We all know that riding your bike is a good thing. It helps your health, your pocket book and the environment. So, what stops you from choosing your bike on a daily basis? Some of you may say it’s the weather, while others may say it’s the challenge of commuting with cars. A recent grant from The Ministry of Transportation and Infrastructure’s Bike BC Cycling Infrastructure Partnerships Program – has helped the District of North Vancouver to install a buffered cyclist lane along the busy West 1st Street route (one of the most popular cycling corridors in the District); giving you one more reason to get out there and enjoy your commute from the seat of your bike.

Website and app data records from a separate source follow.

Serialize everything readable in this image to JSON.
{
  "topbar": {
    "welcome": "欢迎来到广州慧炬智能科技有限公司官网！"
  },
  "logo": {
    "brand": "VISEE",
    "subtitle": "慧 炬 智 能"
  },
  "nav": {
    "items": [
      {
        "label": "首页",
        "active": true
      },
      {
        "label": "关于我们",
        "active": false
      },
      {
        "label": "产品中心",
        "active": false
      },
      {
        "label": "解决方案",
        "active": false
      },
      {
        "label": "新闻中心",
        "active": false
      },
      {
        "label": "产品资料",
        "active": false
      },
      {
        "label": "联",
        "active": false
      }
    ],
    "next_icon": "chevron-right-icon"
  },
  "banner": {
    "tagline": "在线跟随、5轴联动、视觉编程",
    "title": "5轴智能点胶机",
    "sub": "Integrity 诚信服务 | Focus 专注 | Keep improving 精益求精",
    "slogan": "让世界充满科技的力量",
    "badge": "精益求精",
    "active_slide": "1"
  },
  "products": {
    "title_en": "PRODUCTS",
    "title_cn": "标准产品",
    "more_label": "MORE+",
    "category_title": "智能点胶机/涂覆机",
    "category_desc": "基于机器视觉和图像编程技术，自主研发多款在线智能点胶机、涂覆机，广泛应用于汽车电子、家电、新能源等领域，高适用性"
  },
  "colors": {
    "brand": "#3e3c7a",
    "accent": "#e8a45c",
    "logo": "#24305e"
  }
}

A buffered cyclist lane is like a regular cyclist lane with a bit of a boost, giving cyclists a “buffer zone” between the cyclist lane and the vehicle travel lane. This buffer can be made from placing a physical barrier such as parked cars, planters, a high curb, or it can be made by painting the space with dashed lines or in a different colour. In the case of West 1st Street, the buffered bike lanes planned feature an additional two-foot wide painted buffer zone between the cyclist lane and vehicle travel lane.

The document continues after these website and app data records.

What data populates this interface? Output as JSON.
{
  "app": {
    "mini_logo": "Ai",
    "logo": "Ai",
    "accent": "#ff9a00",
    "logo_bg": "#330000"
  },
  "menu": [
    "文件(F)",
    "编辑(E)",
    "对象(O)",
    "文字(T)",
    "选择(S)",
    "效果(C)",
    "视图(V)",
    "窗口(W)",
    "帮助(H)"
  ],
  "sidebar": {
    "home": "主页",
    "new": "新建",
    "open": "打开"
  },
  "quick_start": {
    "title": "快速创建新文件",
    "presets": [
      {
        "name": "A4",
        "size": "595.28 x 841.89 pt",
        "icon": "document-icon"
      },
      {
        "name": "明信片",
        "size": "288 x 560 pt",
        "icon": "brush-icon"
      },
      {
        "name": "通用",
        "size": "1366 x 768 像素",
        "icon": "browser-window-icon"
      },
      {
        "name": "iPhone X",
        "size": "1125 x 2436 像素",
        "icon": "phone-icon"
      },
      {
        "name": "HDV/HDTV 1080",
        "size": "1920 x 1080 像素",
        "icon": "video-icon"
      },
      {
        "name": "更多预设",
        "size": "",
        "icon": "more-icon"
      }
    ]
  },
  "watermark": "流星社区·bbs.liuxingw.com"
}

The West 1st Street cyclist route, which extends from the City of North Vancouver border at MacKay Road to Garden Avenue, is geared towards cyclists who prefer a fast route with few stops. This is a very popular path for cyclists travelling between North Vancouver and downtown Vancouver. Buffered bicycle lanes have been installed in both directions along this route to increase their safety.

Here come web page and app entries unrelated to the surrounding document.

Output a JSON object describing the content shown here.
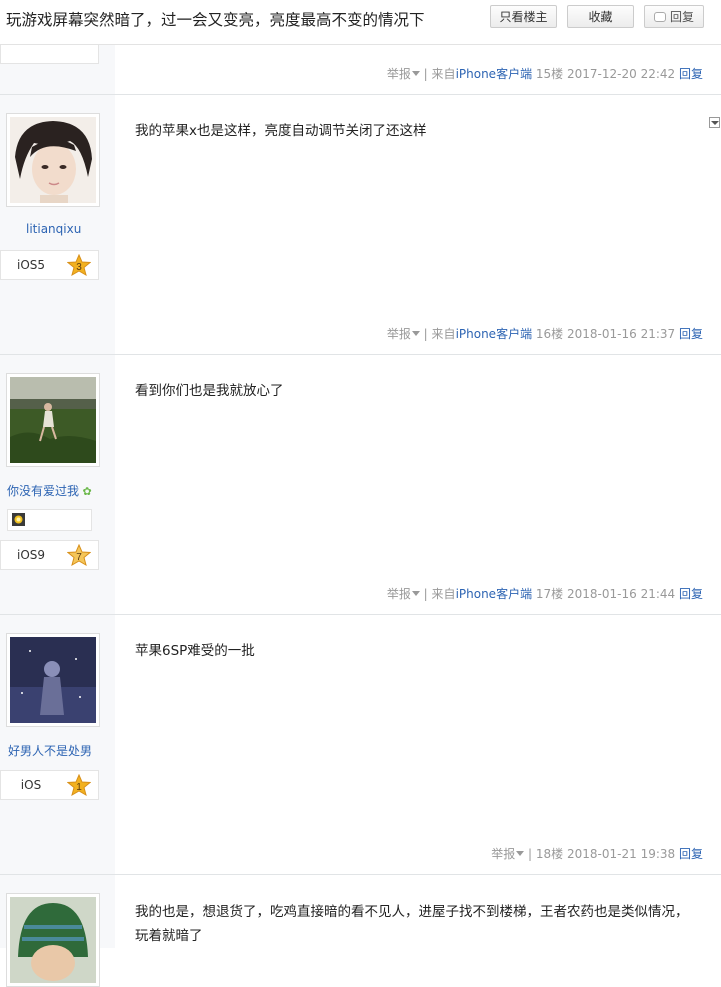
{
  "header": {
    "title": "玩游戏屏幕突然暗了，过一会又变亮，亮度最高不变的情况下",
    "author_only_label": "只看楼主",
    "collect_label": "收藏",
    "reply_label": "回复"
  },
  "labels": {
    "report": "举报",
    "from_prefix": "来自",
    "client": "iPhone客户端",
    "reply": "回复",
    "sep": "|"
  },
  "posts": [
    {
      "floor": "15楼",
      "time": "2017-12-20 22:42"
    },
    {
      "username": "litianqixu",
      "badge": "iOS5",
      "level": "3",
      "content": "我的苹果x也是这样，亮度自动调节关闭了还这样",
      "floor": "16楼",
      "time": "2018-01-16 21:37"
    },
    {
      "username": "你没有爱过我",
      "badge": "iOS9",
      "level": "7",
      "content": "看到你们也是我就放心了",
      "floor": "17楼",
      "time": "2018-01-16 21:44"
    },
    {
      "username": "好男人不是处男",
      "badge": "iOS",
      "level": "1",
      "content": "苹果6SP难受的一批",
      "floor": "18楼",
      "time": "2018-01-21 19:38"
    },
    {
      "content": "我的也是，想退货了，吃鸡直接暗的看不见人，进屋子找不到楼梯，王者农药也是类似情况，玩着就暗了"
    }
  ],
  "colors": {
    "link": "#2d64b3",
    "meta": "#999999",
    "sidebar": "#f7f8fa",
    "star": "#f2b11f"
  },
  "icons": [
    "comment-bubble-icon",
    "dropdown-triangle-icon",
    "level-star-icon",
    "sprout-icon",
    "medal-icon",
    "collapse-icon"
  ]
}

Greater Vancouver can be fast paced at the best of times, and bicycling along high speed routes can be disconcerting for cyclists trying to do their part to decrease that pace. By funding projects that help provide alternative choices to commuters, we hope to make commuting a more pleasant event for everyone. Now if we could just do something about that weather…..